Banks cannot die but can be fined

MWC 2016 LIVE: Under Armour learns from “robust community of data”

An introduction to ‘Eco-Medical Literacy’ and its importance in shaping expert medical professionals

Egypt: The road to hell paved with western advices for democracy

How many more financial crises in the West can the world stand?

EU migration crisis again accentuates lack of unity and solidarity among member states

JADE Romania Celebrates the 4th Anniversary

Mainland Europe adopts Germanic cartel business patterns

YO!Fest back in Strasbourg for the 2nd edition of the European Youth Event – 20-21 May 2016

Superconductors: the miracle materials powering an energy revolution

ECB embarks on the risky trip to Eurozone banking universe

Much more than a ‘lifeline’ for millions of households, remittances can spur global growth, says UN agency

Safer products: stepping up checks and inspections to protect consumers

The Ultimate Career Choice: General Practice Specialist

Why the world is not as globalized as you think

Should tech companies pay us for our data?

Commission Vice-President Rehn exaggerates Eurozone’s growth prospects

Post-Brexit muddled times: the resignation of UK’s top ambassador and Theresa May’s vague plans

Another doomed EU attempt to interfere in Libya?

3 lessons from India in creating equal access to vaccines

Access still an obstacle to reaching stricken communities on Indonesian island: UN agencies

Biggest London City Banks ready to move core European operations to Frankfurt or Dublin?

Mobile World Congress 2015 first to debate EU’s new stance on Net Neutrality and Roaming Charges

With 10 million Yemenis ‘one step away from famine’, donors pledge $2.6 billion

WEF Davos 2016 LIVE: Banking moguls continue brandishing financial Armageddon to intimidate us all but in Davos they worry about the very distant future

More Stings?

Speak your Mind Here

Fill in your details below or click an icon to log in:

WordPress.com Logo

You are commenting using your WordPress.com account. Log Out /  Change )

Google photo

You are commenting using your Google account. Log Out /  Change )

Twitter picture

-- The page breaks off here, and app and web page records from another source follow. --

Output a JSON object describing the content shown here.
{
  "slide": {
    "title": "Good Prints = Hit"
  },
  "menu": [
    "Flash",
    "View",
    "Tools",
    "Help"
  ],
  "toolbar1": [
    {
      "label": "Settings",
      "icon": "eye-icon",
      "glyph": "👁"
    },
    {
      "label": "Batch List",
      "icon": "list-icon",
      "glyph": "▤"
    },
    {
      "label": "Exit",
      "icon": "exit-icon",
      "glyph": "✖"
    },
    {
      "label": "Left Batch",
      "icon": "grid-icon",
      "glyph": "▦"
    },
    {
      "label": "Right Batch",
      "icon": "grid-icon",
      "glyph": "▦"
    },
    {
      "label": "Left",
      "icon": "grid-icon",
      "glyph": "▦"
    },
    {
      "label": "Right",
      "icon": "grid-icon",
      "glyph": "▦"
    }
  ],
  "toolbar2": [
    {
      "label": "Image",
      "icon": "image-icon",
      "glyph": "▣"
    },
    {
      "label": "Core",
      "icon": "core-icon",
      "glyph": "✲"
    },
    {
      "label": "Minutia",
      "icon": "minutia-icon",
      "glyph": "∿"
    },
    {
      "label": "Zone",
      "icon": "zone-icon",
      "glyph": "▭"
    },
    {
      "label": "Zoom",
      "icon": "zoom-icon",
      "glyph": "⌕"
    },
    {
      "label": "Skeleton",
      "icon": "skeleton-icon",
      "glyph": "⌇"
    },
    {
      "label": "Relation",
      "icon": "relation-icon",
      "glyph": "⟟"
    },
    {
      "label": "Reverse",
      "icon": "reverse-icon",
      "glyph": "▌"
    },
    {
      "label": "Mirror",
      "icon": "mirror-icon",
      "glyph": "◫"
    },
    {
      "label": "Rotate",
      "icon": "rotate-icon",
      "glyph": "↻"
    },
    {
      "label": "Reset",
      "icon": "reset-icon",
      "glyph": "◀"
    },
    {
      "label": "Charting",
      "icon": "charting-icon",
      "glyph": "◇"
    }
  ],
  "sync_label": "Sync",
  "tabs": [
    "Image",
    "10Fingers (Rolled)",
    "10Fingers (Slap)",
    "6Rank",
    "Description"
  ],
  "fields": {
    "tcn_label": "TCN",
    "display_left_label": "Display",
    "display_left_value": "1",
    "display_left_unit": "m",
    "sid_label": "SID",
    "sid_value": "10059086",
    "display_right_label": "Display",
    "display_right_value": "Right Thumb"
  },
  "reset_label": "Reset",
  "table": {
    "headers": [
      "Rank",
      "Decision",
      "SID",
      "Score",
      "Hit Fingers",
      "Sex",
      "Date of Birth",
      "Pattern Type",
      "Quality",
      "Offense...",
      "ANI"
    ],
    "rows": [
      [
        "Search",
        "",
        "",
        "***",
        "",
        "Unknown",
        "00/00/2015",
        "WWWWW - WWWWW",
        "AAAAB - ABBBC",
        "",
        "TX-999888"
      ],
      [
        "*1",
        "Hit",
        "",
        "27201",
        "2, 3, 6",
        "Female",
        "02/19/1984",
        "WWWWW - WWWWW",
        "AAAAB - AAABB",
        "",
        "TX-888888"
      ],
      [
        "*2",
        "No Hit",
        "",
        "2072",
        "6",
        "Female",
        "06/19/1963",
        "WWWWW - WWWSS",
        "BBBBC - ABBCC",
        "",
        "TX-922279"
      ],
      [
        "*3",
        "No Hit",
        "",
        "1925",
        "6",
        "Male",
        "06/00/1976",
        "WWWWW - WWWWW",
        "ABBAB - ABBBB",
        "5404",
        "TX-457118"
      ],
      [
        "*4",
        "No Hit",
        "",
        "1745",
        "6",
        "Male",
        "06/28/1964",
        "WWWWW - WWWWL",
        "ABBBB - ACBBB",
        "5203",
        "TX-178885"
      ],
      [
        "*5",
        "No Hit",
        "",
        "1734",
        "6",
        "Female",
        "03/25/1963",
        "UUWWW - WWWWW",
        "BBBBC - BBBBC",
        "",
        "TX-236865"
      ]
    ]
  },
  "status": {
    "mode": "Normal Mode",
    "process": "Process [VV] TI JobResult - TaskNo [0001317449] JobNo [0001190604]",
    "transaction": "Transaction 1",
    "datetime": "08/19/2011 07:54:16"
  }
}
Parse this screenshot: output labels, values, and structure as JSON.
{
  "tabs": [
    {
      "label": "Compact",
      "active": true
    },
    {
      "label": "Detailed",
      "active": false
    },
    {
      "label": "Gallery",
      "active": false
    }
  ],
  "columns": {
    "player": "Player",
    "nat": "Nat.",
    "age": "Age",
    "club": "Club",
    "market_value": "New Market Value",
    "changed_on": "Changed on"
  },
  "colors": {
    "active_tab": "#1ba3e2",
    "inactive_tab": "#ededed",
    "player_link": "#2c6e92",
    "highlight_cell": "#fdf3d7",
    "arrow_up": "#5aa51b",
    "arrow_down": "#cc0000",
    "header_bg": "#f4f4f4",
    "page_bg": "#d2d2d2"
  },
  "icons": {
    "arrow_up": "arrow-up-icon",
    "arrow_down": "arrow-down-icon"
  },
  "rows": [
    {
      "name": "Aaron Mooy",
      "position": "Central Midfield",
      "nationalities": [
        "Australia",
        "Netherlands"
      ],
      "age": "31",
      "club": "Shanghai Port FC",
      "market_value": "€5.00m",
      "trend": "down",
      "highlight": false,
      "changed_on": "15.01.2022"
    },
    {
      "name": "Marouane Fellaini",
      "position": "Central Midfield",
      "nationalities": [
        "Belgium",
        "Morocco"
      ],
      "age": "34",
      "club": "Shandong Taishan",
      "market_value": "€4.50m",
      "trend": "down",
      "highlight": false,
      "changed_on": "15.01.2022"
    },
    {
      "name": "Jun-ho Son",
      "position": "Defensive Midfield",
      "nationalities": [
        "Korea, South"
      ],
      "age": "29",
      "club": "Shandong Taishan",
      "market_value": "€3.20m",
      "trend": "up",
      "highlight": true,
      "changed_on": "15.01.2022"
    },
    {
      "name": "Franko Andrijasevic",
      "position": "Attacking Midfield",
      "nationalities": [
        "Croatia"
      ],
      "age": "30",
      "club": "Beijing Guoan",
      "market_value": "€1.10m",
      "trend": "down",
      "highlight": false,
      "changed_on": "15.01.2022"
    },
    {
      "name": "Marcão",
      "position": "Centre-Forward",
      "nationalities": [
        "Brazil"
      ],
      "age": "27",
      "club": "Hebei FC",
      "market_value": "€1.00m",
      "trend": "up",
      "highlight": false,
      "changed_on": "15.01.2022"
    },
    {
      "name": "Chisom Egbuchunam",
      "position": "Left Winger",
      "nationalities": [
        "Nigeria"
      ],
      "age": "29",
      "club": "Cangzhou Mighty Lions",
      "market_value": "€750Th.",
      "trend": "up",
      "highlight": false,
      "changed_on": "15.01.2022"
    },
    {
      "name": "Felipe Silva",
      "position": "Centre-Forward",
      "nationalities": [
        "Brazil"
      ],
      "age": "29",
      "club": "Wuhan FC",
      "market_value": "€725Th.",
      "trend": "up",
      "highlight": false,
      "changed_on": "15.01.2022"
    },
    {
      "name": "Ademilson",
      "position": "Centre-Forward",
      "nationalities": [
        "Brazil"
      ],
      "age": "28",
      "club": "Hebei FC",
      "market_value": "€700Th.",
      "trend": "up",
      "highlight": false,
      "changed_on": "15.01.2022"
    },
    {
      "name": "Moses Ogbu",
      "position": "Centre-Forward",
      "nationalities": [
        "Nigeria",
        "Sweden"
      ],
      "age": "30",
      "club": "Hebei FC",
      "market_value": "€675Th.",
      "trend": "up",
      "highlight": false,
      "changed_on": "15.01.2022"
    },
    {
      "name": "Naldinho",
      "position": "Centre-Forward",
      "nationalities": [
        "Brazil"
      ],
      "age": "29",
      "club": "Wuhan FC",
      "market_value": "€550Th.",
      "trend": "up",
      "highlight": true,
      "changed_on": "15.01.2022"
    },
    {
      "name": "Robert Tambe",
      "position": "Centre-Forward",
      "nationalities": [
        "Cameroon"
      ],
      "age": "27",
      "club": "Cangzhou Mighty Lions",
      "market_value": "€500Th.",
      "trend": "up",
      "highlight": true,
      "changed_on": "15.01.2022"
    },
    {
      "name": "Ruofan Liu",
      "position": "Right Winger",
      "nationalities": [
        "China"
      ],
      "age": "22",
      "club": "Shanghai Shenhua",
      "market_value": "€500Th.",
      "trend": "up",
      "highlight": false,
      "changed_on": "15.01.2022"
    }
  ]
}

You are commenting using your Twitter account. Log Out /  Change )

Facebook photo

You are commenting using your Facebook account. Log Out /  Change )

Connecting to %s